Get ready for the next big thing in the world of hard drives as Samsung recently unveiled what is, as of the moment, the “world’s largest hard drive” with a massive capacity of 16 terabytes.
According to a report by Ars Technica, Samsung unveiled the new PM1633a, the world’s largest hard drive that manages to squeeze 16 terabytes worth of storage space into a 2.5-inch SSD piece. The hard drive uses NAND flash chips, and is actually the technology behind the huge promise of capacity on the new SSD model.
The new 16TB PM1633a SSD is the South Korean tech giant’s new 256-gigabit, V-NAND flash memory, which can have a storage capacity of 32GB per die, twice the previous standards in SSD technology.

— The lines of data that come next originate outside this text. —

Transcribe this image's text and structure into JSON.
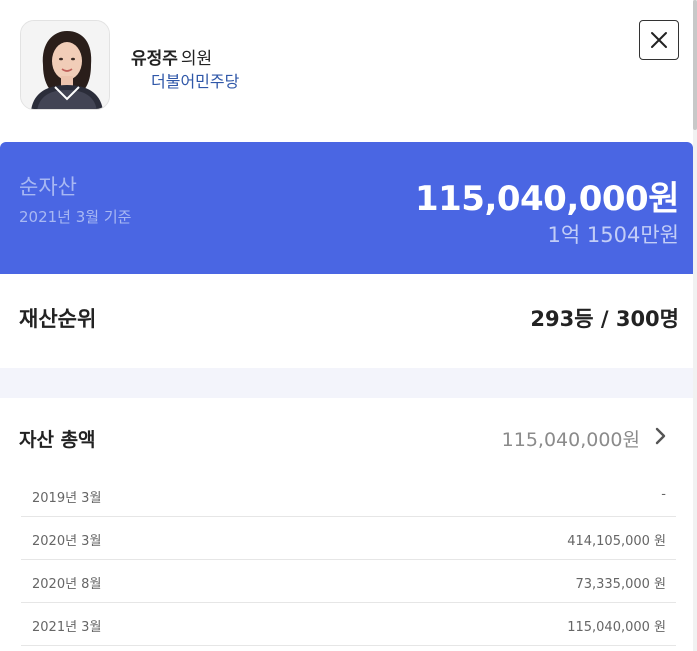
{
  "profile": {
    "name": "유정주",
    "title": "의원",
    "party": "더불어민주당"
  },
  "net_asset": {
    "label": "순자산",
    "date": "2021년 3월 기준",
    "amount": "115,040,000원",
    "amount_korean": "1억 1504만원",
    "banner_color": "#4a66e3"
  },
  "ranking": {
    "label": "재산순위",
    "value": "293등 / 300명"
  },
  "total_assets": {
    "label": "자산 총액",
    "value": "115,040,000원"
  },
  "history": [
    {
      "date": "2019년 3월",
      "amount": "-"
    },
    {
      "date": "2020년 3월",
      "amount": "414,105,000 원"
    },
    {
      "date": "2020년 8월",
      "amount": "73,335,000 원"
    },
    {
      "date": "2021년 3월",
      "amount": "115,040,000 원"
    }
  ],
  "icons": {
    "close": "close-icon",
    "chevron": "chevron-right-icon",
    "avatar": "avatar"
  },
  "colors": {
    "party": "#2f57a8",
    "muted": "#8b8b8b"
  }
}
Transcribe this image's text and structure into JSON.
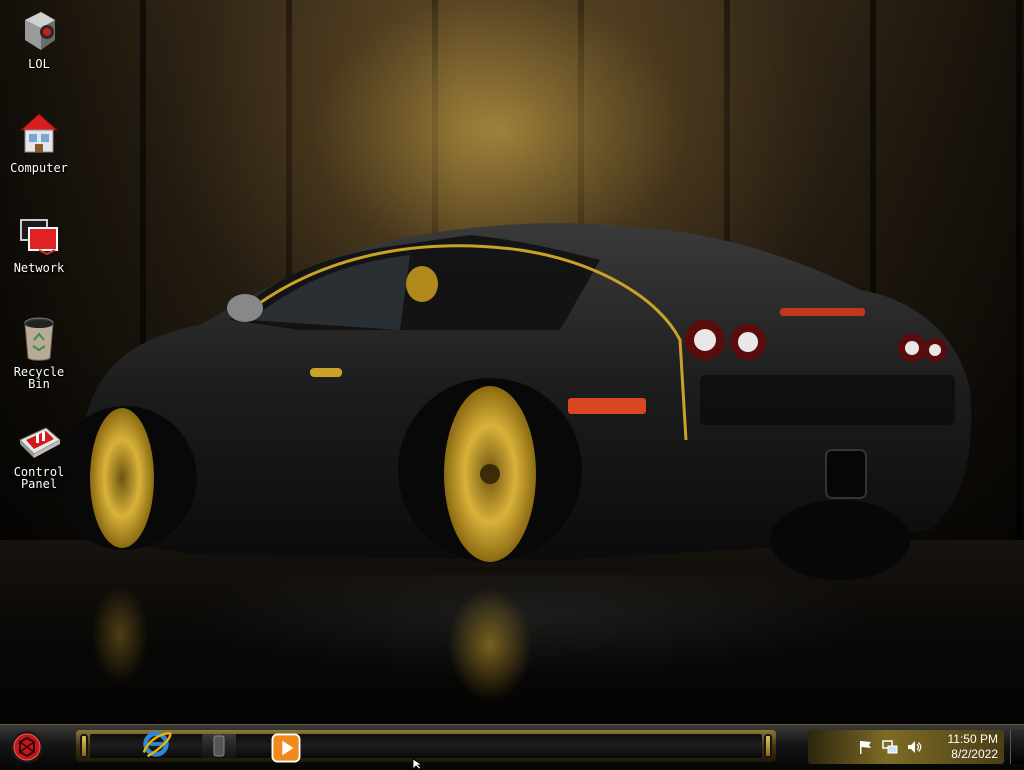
{
  "desktop": {
    "icons": [
      {
        "label": "LOL",
        "icon": "lol-app-icon"
      },
      {
        "label": "Computer",
        "icon": "computer-house-icon"
      },
      {
        "label": "Network",
        "icon": "network-icon"
      },
      {
        "label": "Recycle\nBin",
        "icon": "recycle-bin-icon"
      },
      {
        "label": "Control\nPanel",
        "icon": "control-panel-icon"
      }
    ]
  },
  "taskbar": {
    "start_icon": "start-orb-icon",
    "pinned": [
      {
        "name": "Internet Explorer",
        "icon": "internet-explorer-icon"
      },
      {
        "name": "Media",
        "icon": "media-icon"
      },
      {
        "name": "Media Player",
        "icon": "media-player-icon"
      }
    ],
    "tray": {
      "icons": [
        "action-center-flag-icon",
        "network-tray-icon",
        "volume-icon"
      ],
      "time": "11:50 PM",
      "date": "8/2/2022"
    }
  },
  "colors": {
    "accent_gold": "#c9a227",
    "taskbar_dark": "#151515"
  }
}
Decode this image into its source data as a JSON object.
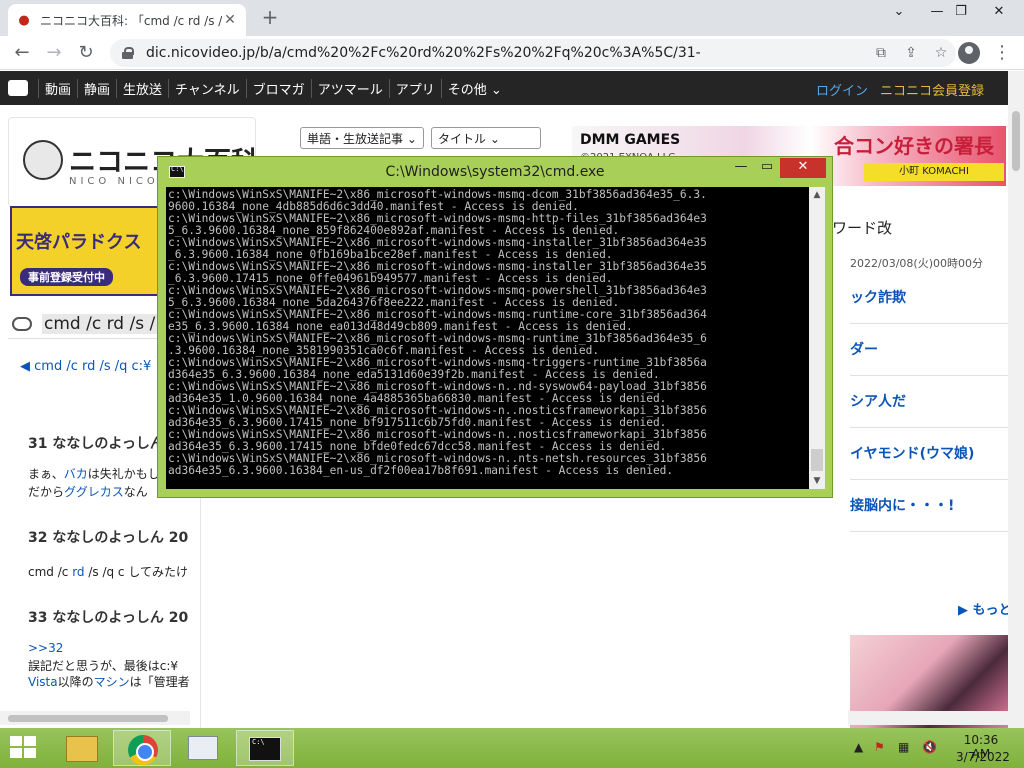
{
  "browser": {
    "tab_title": "ニコニコ大百科: 「cmd /c rd /s /q c:¥",
    "url": "dic.nicovideo.jp/b/a/cmd%20%2Fc%20rd%20%2Fs%20%2Fq%20c%3A%5C/31-"
  },
  "site_nav": {
    "items": [
      "動画",
      "静画",
      "生放送",
      "チャンネル",
      "ブロマガ",
      "アツマール",
      "アプリ",
      "その他 ⌄"
    ],
    "login": "ログイン",
    "register": "ニコニコ会員登録"
  },
  "header": {
    "logo_text": "ニコニコ大百科",
    "logo_sub": "NICO NICO",
    "select_type": "単語・生放送記事",
    "select_field": "タイトル",
    "banner_top": {
      "brand": "DMM GAMES",
      "copyright": "©2021 EXNOA LLC",
      "headline": "合コン好きの署長",
      "name": "小町 KOMACHI"
    },
    "banner_left": {
      "title": "天啓パラドクス",
      "cta": "事前登録受付中"
    }
  },
  "left": {
    "search_text": "cmd /c rd /s /",
    "back_link": "◀ cmd /c rd /s /q c:¥",
    "responses": [
      {
        "head": "31  ななしのよっしん",
        "lines": [
          {
            "pre": "まぁ、",
            "link": "バカ",
            "post": "は失礼かもし"
          },
          {
            "pre": "だから",
            "link": "ググレカス",
            "post": "なん"
          }
        ]
      },
      {
        "head": "32  ななしのよっしん  20",
        "lines": [
          {
            "pre": "cmd /c ",
            "link": "rd",
            "post": " /s /q c してみたけ"
          }
        ]
      },
      {
        "head": "33  ななしのよっしん  20",
        "lines": [
          {
            "pre": "",
            "link": ">>32",
            "post": ""
          },
          {
            "pre": "誤記だと思うが、最後はc:¥",
            "link": "",
            "post": ""
          },
          {
            "pre": "",
            "link": "Vista",
            "post": "以降の"
          },
          {
            "pre": "",
            "link": "マシン",
            "post": "は「管理者"
          }
        ]
      }
    ]
  },
  "right": {
    "rank_title": "ワード改",
    "rank_date": "2022/03/08(火)00時00分",
    "items": [
      "ック詐欺",
      "ダー",
      "シア人だ",
      "イヤモンド(ウマ娘)",
      "接脳内に・・・!"
    ],
    "more": "▶ もっと"
  },
  "cmd_window": {
    "title": "C:\\Windows\\system32\\cmd.exe",
    "icon_text": "C:\\",
    "lines": [
      "c:\\Windows\\WinSxS\\MANIFE~2\\x86_microsoft-windows-msmq-dcom_31bf3856ad364e35_6.3.",
      "9600.16384_none_4db885d6d6c3dd40.manifest - Access is denied.",
      "c:\\Windows\\WinSxS\\MANIFE~2\\x86_microsoft-windows-msmq-http-files_31bf3856ad364e3",
      "5_6.3.9600.16384_none_859f862400e892af.manifest - Access is denied.",
      "c:\\Windows\\WinSxS\\MANIFE~2\\x86_microsoft-windows-msmq-installer_31bf3856ad364e35",
      "_6.3.9600.16384_none_0fb169ba1bce28ef.manifest - Access is denied.",
      "c:\\Windows\\WinSxS\\MANIFE~2\\x86_microsoft-windows-msmq-installer_31bf3856ad364e35",
      "_6.3.9600.17415_none_0ffe04961b949577.manifest - Access is denied.",
      "c:\\Windows\\WinSxS\\MANIFE~2\\x86_microsoft-windows-msmq-powershell_31bf3856ad364e3",
      "5_6.3.9600.16384_none_5da264376f8ee222.manifest - Access is denied.",
      "c:\\Windows\\WinSxS\\MANIFE~2\\x86_microsoft-windows-msmq-runtime-core_31bf3856ad364",
      "e35_6.3.9600.16384_none_ea013d48d49cb809.manifest - Access is denied.",
      "c:\\Windows\\WinSxS\\MANIFE~2\\x86_microsoft-windows-msmq-runtime_31bf3856ad364e35_6",
      ".3.9600.16384_none_3581990351ca0c6f.manifest - Access is denied.",
      "c:\\Windows\\WinSxS\\MANIFE~2\\x86_microsoft-windows-msmq-triggers-runtime_31bf3856a",
      "d364e35_6.3.9600.16384_none_eda5131d60e39f2b.manifest - Access is denied.",
      "c:\\Windows\\WinSxS\\MANIFE~2\\x86_microsoft-windows-n..nd-syswow64-payload_31bf3856",
      "ad364e35_1.0.9600.16384_none_4a4885365ba66830.manifest - Access is denied.",
      "c:\\Windows\\WinSxS\\MANIFE~2\\x86_microsoft-windows-n..nosticsframeworkapi_31bf3856",
      "ad364e35_6.3.9600.17415_none_bf917511c6b75fd0.manifest - Access is denied.",
      "c:\\Windows\\WinSxS\\MANIFE~2\\x86_microsoft-windows-n..nosticsframeworkapi_31bf3856",
      "ad364e35_6.3.9600.17415_none_bfde0fedc67dcc58.manifest - Access is denied.",
      "c:\\Windows\\WinSxS\\MANIFE~2\\x86_microsoft-windows-n..nts-netsh.resources_31bf3856",
      "ad364e35_6.3.9600.16384_en-us_df2f00ea17b8f691.manifest - Access is denied."
    ]
  },
  "taskbar": {
    "time": "10:36 AM",
    "date": "3/7/2022"
  }
}
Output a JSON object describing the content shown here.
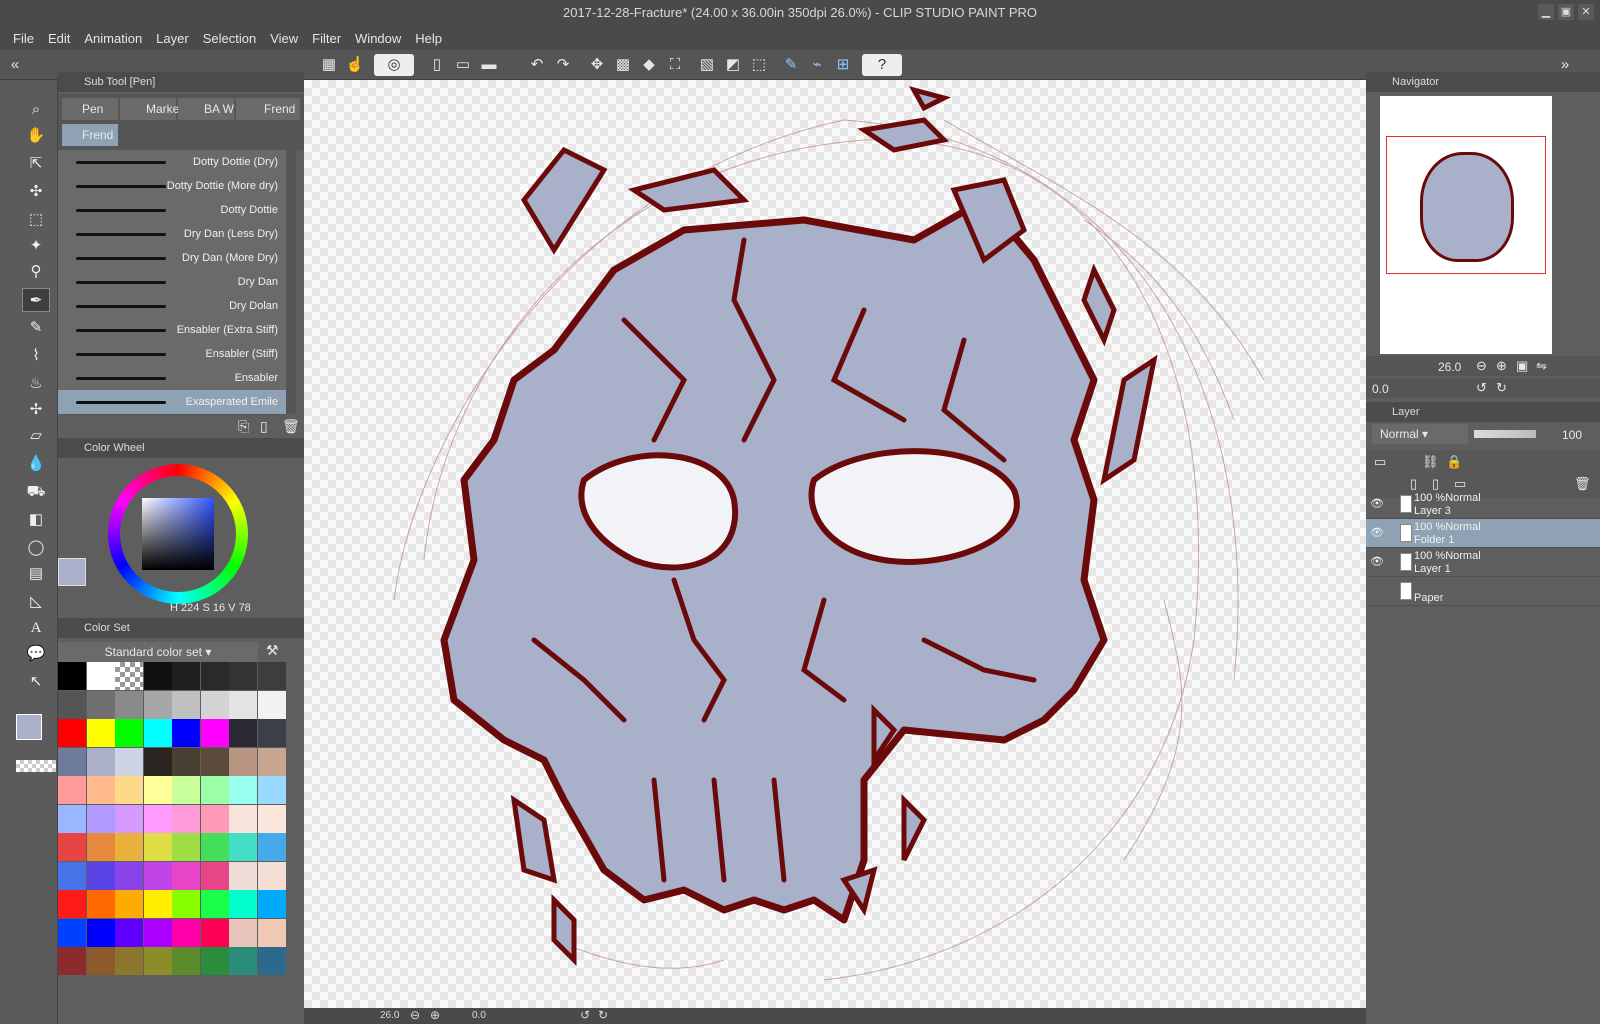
{
  "window": {
    "title": "2017-12-28-Fracture* (24.00 x 36.00in 350dpi 26.0%)  - CLIP STUDIO PAINT PRO"
  },
  "menu": [
    "File",
    "Edit",
    "Animation",
    "Layer",
    "Selection",
    "View",
    "Filter",
    "Window",
    "Help"
  ],
  "subtool": {
    "panel_title": "Sub Tool [Pen]",
    "tabs": [
      "Pen",
      "Marke",
      "BA W",
      "Frend",
      "Frend"
    ],
    "brushes": [
      "Dotty Dottie (Dry)",
      "Dotty Dottie (More dry)",
      "Dotty Dottie",
      "Dry Dan (Less Dry)",
      "Dry Dan (More Dry)",
      "Dry Dan",
      "Dry Dolan",
      "Ensabler (Extra Stiff)",
      "Ensabler (Stiff)",
      "Ensabler",
      "Exasperated Emile"
    ],
    "selected_brush": "Exasperated Emile"
  },
  "color_wheel": {
    "title": "Color Wheel",
    "h_label": "H",
    "h": "224",
    "s_label": "S",
    "s": "16",
    "v_label": "V",
    "v": "78",
    "main_color": "#a8b1c9",
    "sub_color": "#0010ff"
  },
  "color_set": {
    "title": "Color Set",
    "set_name": "Standard color set",
    "rows": [
      [
        "#000000",
        "#ffffff",
        "checker",
        "#111111",
        "#1e1e1e",
        "#2a2a2a",
        "#333333",
        "#3d3d3d"
      ],
      [
        "#555555",
        "#707070",
        "#8a8a8a",
        "#a6a6a6",
        "#c0c0c0",
        "#d3d3d3",
        "#e4e4e4",
        "#f2f2f2"
      ],
      [
        "#ff0000",
        "#ffff00",
        "#00ff00",
        "#00ffff",
        "#0000ff",
        "#ff00ff",
        "#2a2a33",
        "#3c3f4a"
      ],
      [
        "#6e7b9a",
        "#a9b0c8",
        "#cfd3e6",
        "#2a2520",
        "#4a3f33",
        "#5c4b3a",
        "#b89583",
        "#c7a591"
      ],
      [
        "#ff9a9a",
        "#ffb98a",
        "#ffd98a",
        "#ffff9a",
        "#c8ff9a",
        "#9affa6",
        "#9affee",
        "#9ad9ff"
      ],
      [
        "#9ab8ff",
        "#b09aff",
        "#d69aff",
        "#ff9aff",
        "#ff9ad8",
        "#ff9ab8",
        "#f7e3dc",
        "#fbe6dc"
      ],
      [
        "#e84444",
        "#e8883c",
        "#e8b23c",
        "#dede44",
        "#9ede44",
        "#44de5a",
        "#44dec6",
        "#44aae8"
      ],
      [
        "#4474e8",
        "#5a44e8",
        "#8844e8",
        "#c044e8",
        "#e844c8",
        "#e84488",
        "#f0dcd6",
        "#f4ddd2"
      ],
      [
        "#ff1a1a",
        "#ff6a00",
        "#ffaa00",
        "#ffee00",
        "#88ff00",
        "#1aff4a",
        "#00ffcc",
        "#00aaff"
      ],
      [
        "#0040ff",
        "#0000ff",
        "#6000ff",
        "#aa00ff",
        "#ff00aa",
        "#ff0055",
        "#e8c6bb",
        "#f0c8b6"
      ],
      [
        "#8c2b2b",
        "#8c5a2b",
        "#8c762b",
        "#8c8c2b",
        "#5a8c2b",
        "#2b8c3e",
        "#2b8c7a",
        "#2b6a8c"
      ]
    ]
  },
  "navigator": {
    "title": "Navigator",
    "zoom": "26.0",
    "angle": "0.0"
  },
  "layer_panel": {
    "title": "Layer",
    "blend": "Normal",
    "opacity": "100",
    "layers": [
      {
        "mode": "100 %Normal",
        "name": "Layer 3"
      },
      {
        "mode": "100 %Normal",
        "name": "Folder 1"
      },
      {
        "mode": "100 %Normal",
        "name": "Layer 1"
      },
      {
        "mode": "",
        "name": "Paper"
      }
    ]
  },
  "status": {
    "zoom": "26.0",
    "angle": "0.0"
  },
  "colors": {
    "fill": "#a8b1c9",
    "ink": "#6a0a0a"
  }
}
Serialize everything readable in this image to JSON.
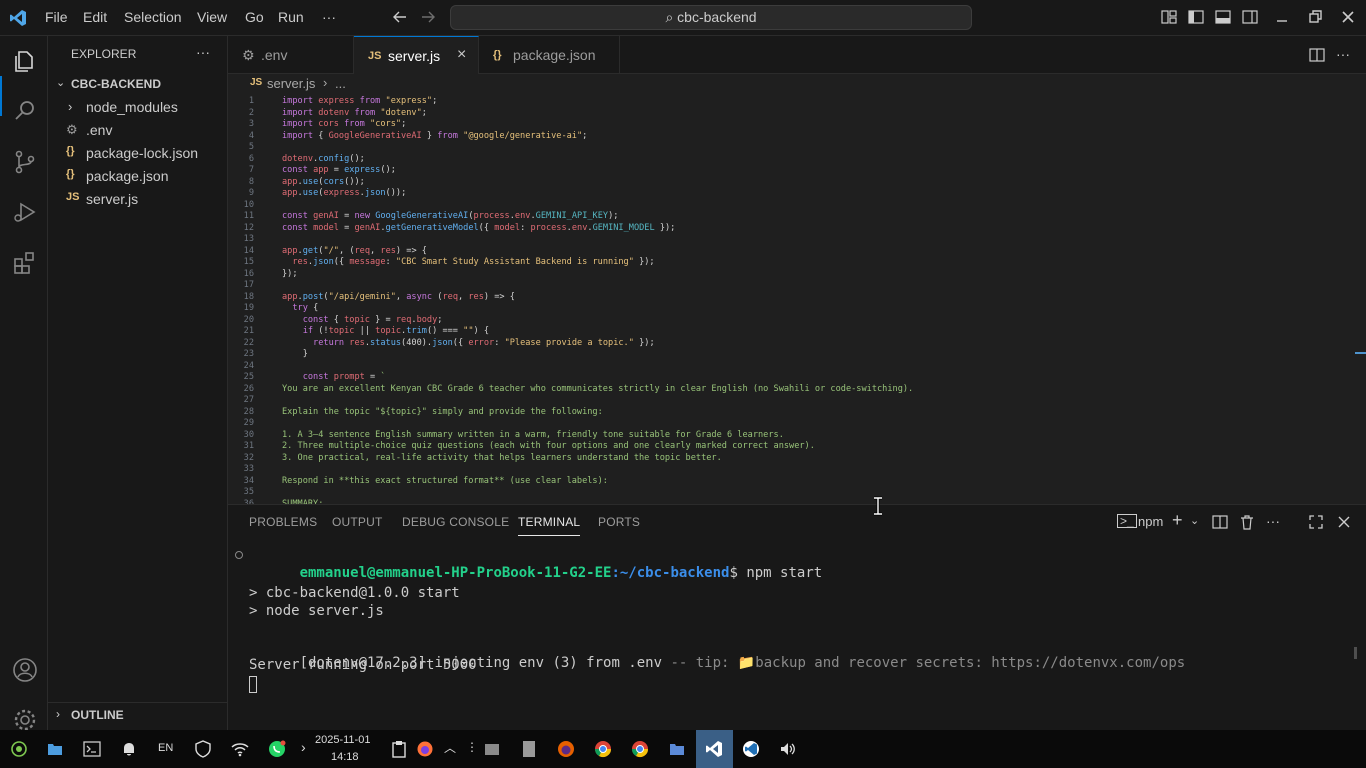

“With the introduction of our 3rd generation V-NAND flash memory to the global market, we can now provide the best advanced memory solutions, with even higher efficiency based on improved performance, power utilization and manufacturing productivity, thereby accelerating growth of the high-performance and the high-density SSD markets,” said Young-Hyun Jun, President of the Memory Business at Samsung Electronics, in an earlier press release. “By making full use of Samsung V-NAND’s excellent features, we will expand our premium-level business in the enterprise and data center market segments, as well as in the consumer market, while continuing to strengthen our strategic SSD focus.”
The new 16TB hard drive uses around 480 to 500 of Samsung’s new 256Gbit dies.
The SSD was unveiled at the previous Flash Memory Summit, where Samsung presented a server equipped with 48 PM1633a 16TB SSDs, totalling a storage capacity of almost 768 terabytes at 2,000,000 IOPS. By way of comparison to give readers a better idea of just how powerful this new Samsung hard drive is, a normal PC SSD has a performance rate of 10,000-90,000 IOPS only.
Samsung plans to market the new 16TB PM1633a SSD as an enterprise-grade hard drive, so interested users can now expect that the SSD to come at a cost. While there is no official release date or price announced yet, Ars Technica predicts that the price for the Samsung 16TB PM1633a would not go any lower than 5,000.